The Peppermint Shrimp (Lysmata wurdemanni), have mixed reporting concerning Aiptasia consumption. Be aware that there is some confusion in the trade regarding this species and other Lysmata species. These other species are not known to eat Aiptasia, so be carefully when purchasing. Also the Camelback shrimp (Rhynchocienetes uritai) is often misidentified or misrepresented and sold as a Peppermint Shrimp. Camelback shrimp do not eat Aiptasia.
Weaknesses: Shrimp are also opportunistic feeders. They will eat what is available, and will always choose the more tasty food over the Aiptasia (often stealing food directly from the mouths of coral and other ornamental anemones. Thus, in tanks with excess feeding or other readily available feeding opportunities, these shrimp will tend to ignore the Aiptasia. Reporting’s of success with Aiptasia control are completely mixed, which may be due to the mix-up in species designation between other members of the Lysmata genus or due to the availability of other food sources.
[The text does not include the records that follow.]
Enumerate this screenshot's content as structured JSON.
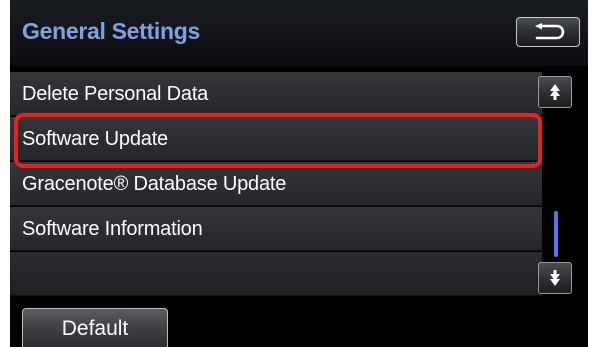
{
  "header": {
    "title": "General Settings",
    "back_icon": "return-arrow-icon"
  },
  "list": {
    "items": [
      {
        "label": "Delete Personal Data"
      },
      {
        "label": "Software Update"
      },
      {
        "label": "Gracenote® Database Update"
      },
      {
        "label": "Software Information"
      },
      {
        "label": ""
      }
    ],
    "highlighted_item": "Software Update"
  },
  "scroll": {
    "up_icon": "scroll-up-icon",
    "down_icon": "scroll-down-icon"
  },
  "footer": {
    "default_label": "Default"
  },
  "colors": {
    "title": "#7ea2e6",
    "highlight": "#e5221b",
    "scroll_thumb": "#4f78e8"
  }
}
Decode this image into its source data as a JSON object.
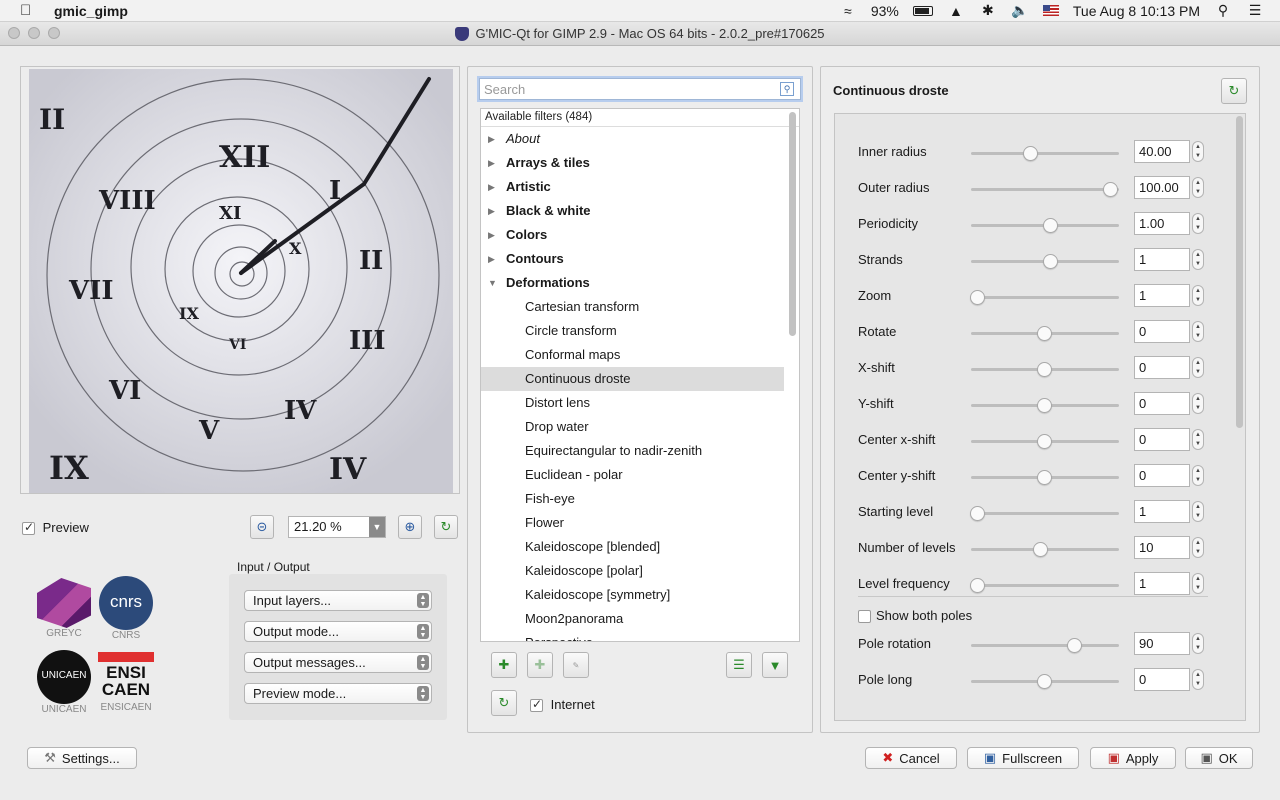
{
  "menubar": {
    "app_name": "gmic_gimp",
    "battery": "93%",
    "datetime": "Tue Aug 8  10:13 PM"
  },
  "window": {
    "title": "G'MIC-Qt for GIMP 2.9 - Mac OS 64 bits - 2.0.2_pre#170625"
  },
  "preview": {
    "checkbox_label": "Preview",
    "checked": true,
    "zoom": "21.20 %"
  },
  "logos": {
    "greyc": "GREYC",
    "cnrs": "CNRS",
    "unicaen": "UNICAEN",
    "ensicaen": "ENSICAEN",
    "cnrs_mark": "cnrs",
    "unicaen_mark": "UNICAEN",
    "ensicaen_mark": "ENSI CAEN"
  },
  "io": {
    "title": "Input / Output",
    "input_layers": "Input layers...",
    "output_mode": "Output mode...",
    "output_messages": "Output messages...",
    "preview_mode": "Preview mode..."
  },
  "settings_label": "Settings...",
  "search": {
    "placeholder": "Search"
  },
  "filters": {
    "header": "Available filters (484)",
    "categories": [
      {
        "label": "About",
        "italic": true
      },
      {
        "label": "Arrays & tiles"
      },
      {
        "label": "Artistic"
      },
      {
        "label": "Black & white"
      },
      {
        "label": "Colors"
      },
      {
        "label": "Contours"
      },
      {
        "label": "Deformations",
        "expanded": true
      }
    ],
    "items": [
      "Cartesian transform",
      "Circle transform",
      "Conformal maps",
      "Continuous droste",
      "Distort lens",
      "Drop water",
      "Equirectangular to nadir-zenith",
      "Euclidean - polar",
      "Fish-eye",
      "Flower",
      "Kaleidoscope [blended]",
      "Kaleidoscope [polar]",
      "Kaleidoscope [symmetry]",
      "Moon2panorama",
      "Perspective"
    ],
    "selected": "Continuous droste",
    "internet_label": "Internet",
    "internet_checked": true
  },
  "params": {
    "title": "Continuous droste",
    "rows": [
      {
        "label": "Inner radius",
        "value": "40.00",
        "level": 0.4
      },
      {
        "label": "Outer radius",
        "value": "100.00",
        "level": 1.0
      },
      {
        "label": "Periodicity",
        "value": "1.00",
        "level": 0.55
      },
      {
        "label": "Strands",
        "value": "1",
        "level": 0.55
      },
      {
        "label": "Zoom",
        "value": "1",
        "level": 0.0
      },
      {
        "label": "Rotate",
        "value": "0",
        "level": 0.5
      },
      {
        "label": "X-shift",
        "value": "0",
        "level": 0.5
      },
      {
        "label": "Y-shift",
        "value": "0",
        "level": 0.5
      },
      {
        "label": "Center x-shift",
        "value": "0",
        "level": 0.5
      },
      {
        "label": "Center y-shift",
        "value": "0",
        "level": 0.5
      },
      {
        "label": "Starting level",
        "value": "1",
        "level": 0.0
      },
      {
        "label": "Number of levels",
        "value": "10",
        "level": 0.47
      },
      {
        "label": "Level frequency",
        "value": "1",
        "level": 0.0
      }
    ],
    "show_both_poles": "Show both poles",
    "show_both_poles_checked": false,
    "rows2": [
      {
        "label": "Pole rotation",
        "value": "90",
        "level": 0.73
      },
      {
        "label": "Pole long",
        "value": "0",
        "level": 0.5
      }
    ]
  },
  "buttons": {
    "cancel": "Cancel",
    "fullscreen": "Fullscreen",
    "apply": "Apply",
    "ok": "OK"
  }
}
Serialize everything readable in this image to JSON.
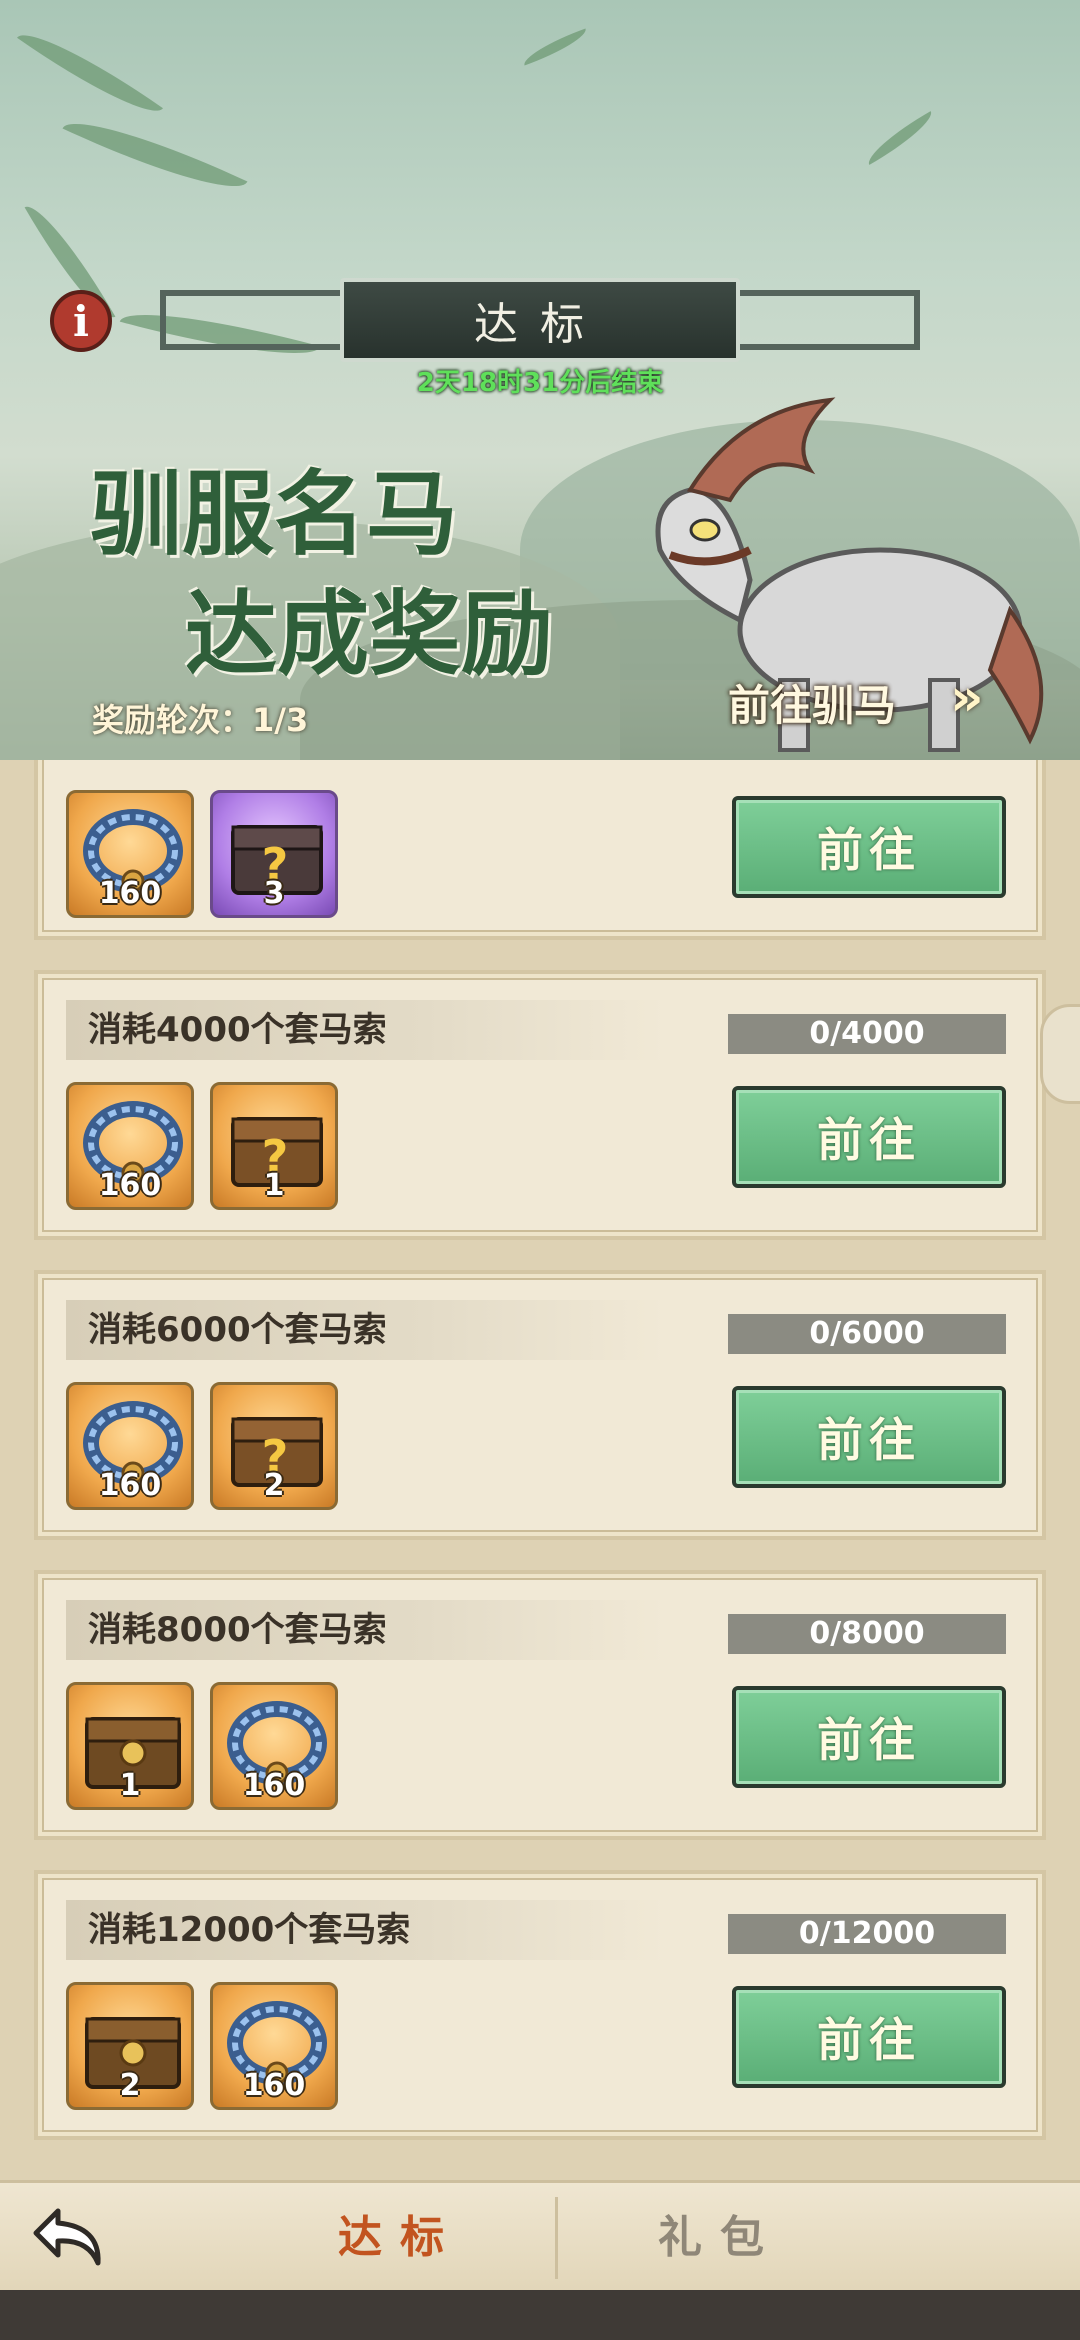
{
  "header": {
    "title": "达标",
    "countdown": "2天18时31分后结束",
    "headline_line1": "驯服名马",
    "headline_line2": "达成奖励",
    "round_info": "奖励轮次：1/3",
    "go_horse_label": "前往驯马",
    "go_horse_arrow": "»",
    "info_icon": "i"
  },
  "tasks": [
    {
      "title": "",
      "progress": "",
      "button": "前往",
      "rewards": [
        {
          "icon": "rope-icon",
          "count": "160",
          "rarity": "orange"
        },
        {
          "icon": "mystery-chest-icon",
          "count": "3",
          "rarity": "purple"
        }
      ]
    },
    {
      "title": "消耗4000个套马索",
      "progress": "0/4000",
      "button": "前往",
      "rewards": [
        {
          "icon": "rope-icon",
          "count": "160",
          "rarity": "orange"
        },
        {
          "icon": "mystery-chest-icon",
          "count": "1",
          "rarity": "orange"
        }
      ]
    },
    {
      "title": "消耗6000个套马索",
      "progress": "0/6000",
      "button": "前往",
      "rewards": [
        {
          "icon": "rope-icon",
          "count": "160",
          "rarity": "orange"
        },
        {
          "icon": "mystery-chest-icon",
          "count": "2",
          "rarity": "orange"
        }
      ]
    },
    {
      "title": "消耗8000个套马索",
      "progress": "0/8000",
      "button": "前往",
      "rewards": [
        {
          "icon": "chest-icon",
          "count": "1",
          "rarity": "orange"
        },
        {
          "icon": "rope-icon",
          "count": "160",
          "rarity": "orange"
        }
      ]
    },
    {
      "title": "消耗12000个套马索",
      "progress": "0/12000",
      "button": "前往",
      "rewards": [
        {
          "icon": "chest-icon",
          "count": "2",
          "rarity": "orange"
        },
        {
          "icon": "rope-icon",
          "count": "160",
          "rarity": "orange"
        }
      ]
    }
  ],
  "bottom_nav": {
    "tabs": [
      {
        "label": "达标",
        "active": true
      },
      {
        "label": "礼包",
        "active": false
      }
    ]
  },
  "colors": {
    "button_green": "#5aae76",
    "active_tab": "#c2541f",
    "countdown_green": "#5fe05a",
    "headline_green": "#2f5f3a"
  }
}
Peppermint shrimp will also most likely not attack large Aiptasia (anything over an inch tall). In these cases, it may be necessary to physically remove large specimens and allow the shrimp to ‘clean up’ those that re-emerge as smaller anemones.
Reports of peppermint shrimp destroying corals and even ornamental anemones are quite common. Being a nocturnal feeder, this damage often goes unnoticed until significant damage has been done. If you have expensive corals in your tank, especially large polyp stony corals, you may not want to trust peppermint shrimp.
Predators: More aggressive tank-mates may prey on this shrimp, including some species of wrasse.
Other Prey: Shrimp are opportunistic scavengers and will eat anything available.
NOTE: If you tried Peppermint shrimp and didn't get the results you expected, catching them can be easy using a simple DIY Shrimp Trap.
There are several fish (listed below) that have been reported to consume Aiptasia. While not the major component of their diets (nor the preferred one) they will graze on the anemone. Care should be taken in selecting a fish as many of these are NOT reef safe and have been reported to nibble on coral polyps.
One special note on the Copperbanded Butterfly fish (Chelmon rostratus). This fish is extremely difficult to acclimate to a new tank. Most specimens purchased are diseased and die shortly after purchase. In addition, they are shy methodical eaters that can be easily bullied by more aggressive tank mates resulting in their starvation and eventual death.
Weaknesses: These fish are not reef safe and may nibble on or attack certain corals, clams or ornamental anemones. Care should be taken in researching each fish to determine its dietary needs, compatibility with other tank mates and degree to which it is compatible with coral within the tank.
Most of the fish suggested will browse on various types of soft and stony corals, zoanthids, sea mats, and polyps.
Many of the animals listed naturally feed on various types of both sessile and motile invertebrates, such as other sea anemones, feather dusters and other tube worms, clams, sea urchins, and crustaceans.
So whether you have spotted your first Aiptasia anemone, or you’re the unlucky owner of dozens of them, there is hope. There are many options for the control and removal of Aiptasia from your reef tank, some being more successful than others.
Aiptasia infestation is a common problem in saltwater aquariums. Chemical control methods can be used, but please use this as a last resort and do significant research before adding any particular brand of chemical into your tank.
So, whether you choose a natural cure for Aiptasia control (like the Berghia nudibranchs shown to the left), or use one of the listed chemical methods, with patience and diligence, these invaders can be overcome.